Your assignment:
Print the entries that appear below, exactly as written and without their pictures.

======== Data for analysis ========

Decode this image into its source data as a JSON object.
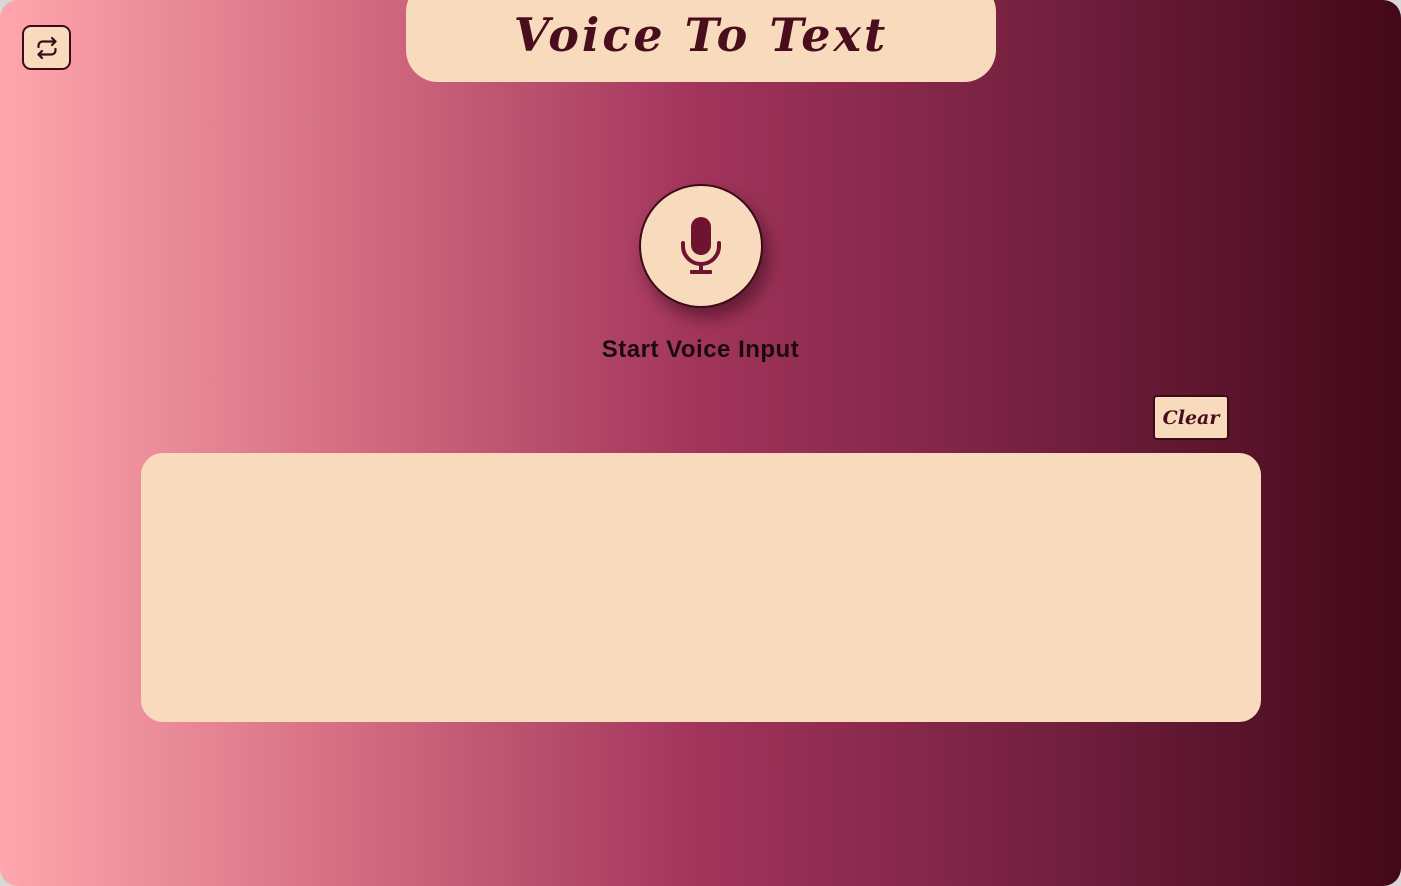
{
  "app": {
    "title": "Voice To Text"
  },
  "switch_button": {
    "icon": "repeat-arrows-icon"
  },
  "mic": {
    "icon": "microphone-icon",
    "label": "Start Voice Input"
  },
  "output": {
    "clear_label": "Clear",
    "text": "",
    "placeholder": ""
  },
  "colors": {
    "accent_cream": "#f8dbbd",
    "dark_maroon": "#4a0d1d",
    "gradient_start": "#ffa6ad",
    "gradient_mid": "#a2345b",
    "gradient_end": "#430818"
  }
}
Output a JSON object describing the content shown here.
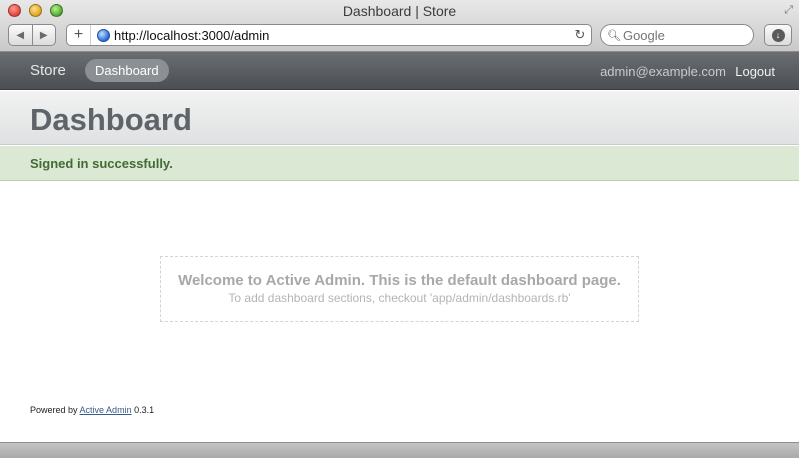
{
  "window": {
    "title": "Dashboard | Store",
    "url": "http://localhost:3000/admin",
    "search_placeholder": "Google"
  },
  "header": {
    "site_title": "Store",
    "tabs": [
      {
        "label": "Dashboard",
        "active": true
      }
    ],
    "user_email": "admin@example.com",
    "logout_label": "Logout"
  },
  "title_bar": {
    "title": "Dashboard"
  },
  "flash": {
    "notice": "Signed in successfully."
  },
  "blank_slate": {
    "title": "Welcome to Active Admin. This is the default dashboard page.",
    "subtitle": "To add dashboard sections, checkout 'app/admin/dashboards.rb'"
  },
  "footer": {
    "prefix": "Powered by",
    "link_label": "Active Admin",
    "version": "0.3.1"
  },
  "colors": {
    "header_bg": "#4b4f53",
    "title_text": "#5e6469",
    "flash_bg": "#dbe8d4",
    "flash_text": "#416b33"
  }
}
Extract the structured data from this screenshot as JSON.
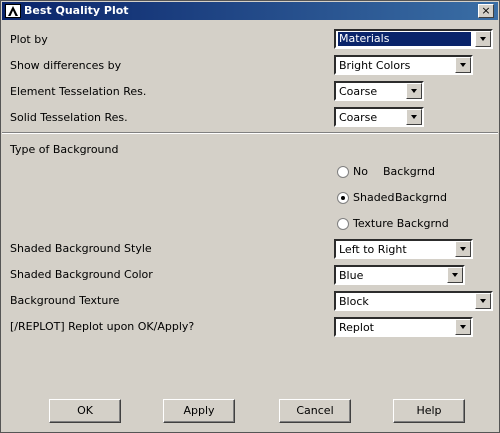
{
  "window": {
    "title": "Best Quality Plot",
    "close_glyph": "×"
  },
  "rows": {
    "plot_by": {
      "label": "Plot by",
      "value": "Materials"
    },
    "show_diff": {
      "label": "Show differences by",
      "value": "Bright Colors"
    },
    "elem_tess": {
      "label": "Element Tesselation Res.",
      "value": "Coarse"
    },
    "solid_tess": {
      "label": "Solid Tesselation Res.",
      "value": "Coarse"
    },
    "bg_type": {
      "label": "Type of Background"
    },
    "shaded_style": {
      "label": "Shaded Background Style",
      "value": "Left to Right"
    },
    "shaded_color": {
      "label": "Shaded Background Color",
      "value": "Blue"
    },
    "bg_texture": {
      "label": "Background Texture",
      "value": "Block"
    },
    "replot": {
      "label": "[/REPLOT] Replot upon OK/Apply?",
      "value": "Replot"
    }
  },
  "radios": [
    {
      "label": "No",
      "label2": "Backgrnd",
      "checked": false
    },
    {
      "label": "Shaded",
      "label2": "Backgrnd",
      "checked": true
    },
    {
      "label": "Texture Backgrnd",
      "label2": "",
      "checked": false
    }
  ],
  "buttons": {
    "ok": "OK",
    "apply": "Apply",
    "cancel": "Cancel",
    "help": "Help"
  },
  "colors": {
    "titlebar": "#0a246a",
    "dialog_bg": "#d4d0c8",
    "selection": "#0a246a"
  }
}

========

Solution to this task:
Decode this image into its source data as a JSON object.
{
  "app": {
    "title": "Voice To Text"
  },
  "switch_button": {
    "icon": "repeat-arrows-icon"
  },
  "mic": {
    "icon": "microphone-icon",
    "label": "Start Voice Input"
  },
  "output": {
    "clear_label": "Clear",
    "text": "",
    "placeholder": ""
  },
  "colors": {
    "accent_cream": "#f8dbbd",
    "dark_maroon": "#4a0d1d",
    "gradient_start": "#ffa6ad",
    "gradient_mid": "#a2345b",
    "gradient_end": "#430818"
  }
}
Output a JSON object describing the content shown here.
{
  "window": {
    "title": "Dashboard | Store",
    "url": "http://localhost:3000/admin",
    "search_placeholder": "Google"
  },
  "header": {
    "site_title": "Store",
    "tabs": [
      {
        "label": "Dashboard",
        "active": true
      }
    ],
    "user_email": "admin@example.com",
    "logout_label": "Logout"
  },
  "title_bar": {
    "title": "Dashboard"
  },
  "flash": {
    "notice": "Signed in successfully."
  },
  "blank_slate": {
    "title": "Welcome to Active Admin. This is the default dashboard page.",
    "subtitle": "To add dashboard sections, checkout 'app/admin/dashboards.rb'"
  },
  "footer": {
    "prefix": "Powered by",
    "link_label": "Active Admin",
    "version": "0.3.1"
  },
  "colors": {
    "header_bg": "#4b4f53",
    "title_text": "#5e6469",
    "flash_bg": "#dbe8d4",
    "flash_text": "#416b33"
  }
}
Extract the structured data from this screenshot as JSON.
{
  "window": {
    "title": "Best Quality Plot",
    "close_glyph": "×"
  },
  "rows": {
    "plot_by": {
      "label": "Plot by",
      "value": "Materials"
    },
    "show_diff": {
      "label": "Show differences by",
      "value": "Bright Colors"
    },
    "elem_tess": {
      "label": "Element Tesselation Res.",
      "value": "Coarse"
    },
    "solid_tess": {
      "label": "Solid Tesselation Res.",
      "value": "Coarse"
    },
    "bg_type": {
      "label": "Type of Background"
    },
    "shaded_style": {
      "label": "Shaded Background Style",
      "value": "Left to Right"
    },
    "shaded_color": {
      "label": "Shaded Background Color",
      "value": "Blue"
    },
    "bg_texture": {
      "label": "Background Texture",
      "value": "Block"
    },
    "replot": {
      "label": "[/REPLOT] Replot upon OK/Apply?",
      "value": "Replot"
    }
  },
  "radios": [
    {
      "label": "No",
      "label2": "Backgrnd",
      "checked": false
    },
    {
      "label": "Shaded",
      "label2": "Backgrnd",
      "checked": true
    },
    {
      "label": "Texture Backgrnd",
      "label2": "",
      "checked": false
    }
  ],
  "buttons": {
    "ok": "OK",
    "apply": "Apply",
    "cancel": "Cancel",
    "help": "Help"
  },
  "colors": {
    "titlebar": "#0a246a",
    "dialog_bg": "#d4d0c8",
    "selection": "#0a246a"
  }
}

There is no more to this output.